- **Try it**
In the data below, locate each line with the word "some" and list it.

- **Page and application data records**

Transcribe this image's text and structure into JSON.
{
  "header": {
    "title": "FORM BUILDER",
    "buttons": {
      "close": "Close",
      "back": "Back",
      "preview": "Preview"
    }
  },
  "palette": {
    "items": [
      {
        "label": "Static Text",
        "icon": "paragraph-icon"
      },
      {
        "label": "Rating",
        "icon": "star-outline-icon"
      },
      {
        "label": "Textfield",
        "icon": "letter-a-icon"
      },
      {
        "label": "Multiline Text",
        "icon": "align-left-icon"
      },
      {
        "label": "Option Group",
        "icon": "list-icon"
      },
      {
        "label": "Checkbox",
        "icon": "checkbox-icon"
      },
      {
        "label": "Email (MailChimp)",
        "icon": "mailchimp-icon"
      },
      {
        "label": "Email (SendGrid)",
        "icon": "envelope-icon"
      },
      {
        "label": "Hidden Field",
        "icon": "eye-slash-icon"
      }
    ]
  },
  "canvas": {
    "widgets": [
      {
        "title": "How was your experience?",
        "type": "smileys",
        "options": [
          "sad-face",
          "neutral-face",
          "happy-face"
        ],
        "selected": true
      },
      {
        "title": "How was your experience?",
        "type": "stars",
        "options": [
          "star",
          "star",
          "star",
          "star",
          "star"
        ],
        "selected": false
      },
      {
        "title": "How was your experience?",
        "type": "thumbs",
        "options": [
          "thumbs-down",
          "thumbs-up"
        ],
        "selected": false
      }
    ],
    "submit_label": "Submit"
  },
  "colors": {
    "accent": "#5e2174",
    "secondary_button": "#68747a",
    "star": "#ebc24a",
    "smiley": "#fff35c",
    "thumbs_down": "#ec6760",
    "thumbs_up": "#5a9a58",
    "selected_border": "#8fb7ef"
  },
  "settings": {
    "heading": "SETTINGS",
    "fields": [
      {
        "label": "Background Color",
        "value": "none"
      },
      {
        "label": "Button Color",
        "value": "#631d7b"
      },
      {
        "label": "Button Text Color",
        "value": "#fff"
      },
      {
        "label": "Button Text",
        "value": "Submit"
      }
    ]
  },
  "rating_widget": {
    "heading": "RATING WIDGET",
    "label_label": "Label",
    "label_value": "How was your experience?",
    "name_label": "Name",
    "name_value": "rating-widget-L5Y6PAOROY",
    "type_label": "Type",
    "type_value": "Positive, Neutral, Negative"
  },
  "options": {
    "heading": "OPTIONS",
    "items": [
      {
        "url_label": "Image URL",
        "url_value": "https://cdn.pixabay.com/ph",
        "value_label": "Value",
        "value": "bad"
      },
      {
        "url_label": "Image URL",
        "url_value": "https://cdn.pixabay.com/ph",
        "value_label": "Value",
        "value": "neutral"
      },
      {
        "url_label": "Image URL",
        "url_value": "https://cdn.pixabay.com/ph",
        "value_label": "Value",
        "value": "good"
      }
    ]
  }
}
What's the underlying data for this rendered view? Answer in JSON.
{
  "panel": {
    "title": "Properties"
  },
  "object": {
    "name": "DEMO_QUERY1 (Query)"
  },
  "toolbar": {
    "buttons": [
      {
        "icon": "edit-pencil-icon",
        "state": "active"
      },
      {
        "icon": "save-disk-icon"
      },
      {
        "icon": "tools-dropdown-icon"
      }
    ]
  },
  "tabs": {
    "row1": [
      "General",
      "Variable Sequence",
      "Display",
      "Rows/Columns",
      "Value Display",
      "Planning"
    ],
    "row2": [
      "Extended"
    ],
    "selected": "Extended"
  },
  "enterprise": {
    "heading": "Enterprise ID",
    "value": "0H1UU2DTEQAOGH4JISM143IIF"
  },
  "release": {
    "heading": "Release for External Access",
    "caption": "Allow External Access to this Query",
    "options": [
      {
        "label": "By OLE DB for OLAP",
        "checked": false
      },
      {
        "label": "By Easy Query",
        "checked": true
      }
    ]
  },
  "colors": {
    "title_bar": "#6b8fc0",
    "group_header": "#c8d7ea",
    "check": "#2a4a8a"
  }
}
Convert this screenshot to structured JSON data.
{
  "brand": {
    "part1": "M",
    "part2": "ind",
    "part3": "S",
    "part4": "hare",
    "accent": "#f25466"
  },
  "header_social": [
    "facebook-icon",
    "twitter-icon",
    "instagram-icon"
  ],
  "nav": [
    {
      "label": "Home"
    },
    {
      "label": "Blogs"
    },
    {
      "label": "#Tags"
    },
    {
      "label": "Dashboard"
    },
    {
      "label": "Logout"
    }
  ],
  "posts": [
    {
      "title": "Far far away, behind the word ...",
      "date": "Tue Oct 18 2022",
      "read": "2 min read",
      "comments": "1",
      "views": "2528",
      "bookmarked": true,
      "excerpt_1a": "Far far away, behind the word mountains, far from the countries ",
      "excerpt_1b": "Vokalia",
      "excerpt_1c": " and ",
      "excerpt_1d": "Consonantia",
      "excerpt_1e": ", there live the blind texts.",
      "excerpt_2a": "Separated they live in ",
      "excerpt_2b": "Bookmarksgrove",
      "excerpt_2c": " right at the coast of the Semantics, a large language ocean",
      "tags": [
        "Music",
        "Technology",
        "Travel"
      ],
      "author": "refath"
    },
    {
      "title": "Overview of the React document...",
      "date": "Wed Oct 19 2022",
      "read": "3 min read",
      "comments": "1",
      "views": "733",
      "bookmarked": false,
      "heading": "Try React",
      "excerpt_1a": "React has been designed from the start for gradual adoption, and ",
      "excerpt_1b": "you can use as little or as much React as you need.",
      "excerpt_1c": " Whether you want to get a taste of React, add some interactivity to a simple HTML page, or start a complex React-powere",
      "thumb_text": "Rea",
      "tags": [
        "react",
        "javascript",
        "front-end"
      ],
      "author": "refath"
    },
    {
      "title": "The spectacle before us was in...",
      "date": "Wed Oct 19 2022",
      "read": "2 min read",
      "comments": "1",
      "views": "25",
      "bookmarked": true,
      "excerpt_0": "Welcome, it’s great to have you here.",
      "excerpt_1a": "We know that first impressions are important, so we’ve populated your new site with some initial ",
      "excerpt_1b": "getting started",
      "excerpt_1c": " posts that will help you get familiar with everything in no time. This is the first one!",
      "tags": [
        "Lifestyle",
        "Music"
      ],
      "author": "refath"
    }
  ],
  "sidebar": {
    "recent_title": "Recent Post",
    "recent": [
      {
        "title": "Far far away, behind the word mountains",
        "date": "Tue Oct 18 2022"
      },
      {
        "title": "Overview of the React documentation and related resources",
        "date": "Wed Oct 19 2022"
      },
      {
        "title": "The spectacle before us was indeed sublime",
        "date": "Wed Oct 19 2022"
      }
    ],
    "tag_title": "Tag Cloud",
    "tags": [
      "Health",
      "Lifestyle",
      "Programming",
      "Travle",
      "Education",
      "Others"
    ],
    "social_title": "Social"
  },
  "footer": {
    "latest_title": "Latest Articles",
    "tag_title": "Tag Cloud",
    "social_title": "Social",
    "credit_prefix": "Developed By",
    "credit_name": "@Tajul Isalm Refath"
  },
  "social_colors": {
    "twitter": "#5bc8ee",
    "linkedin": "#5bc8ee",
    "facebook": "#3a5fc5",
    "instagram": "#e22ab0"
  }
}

- **Written answer**
      "excerpt_1c": " Whether you want to get a taste of React, add some interactivity to a simple HTML page, or start a complex React-powere",
      "excerpt_1a": "We know that first impressions are important, so we’ve populated your new site with some initial ",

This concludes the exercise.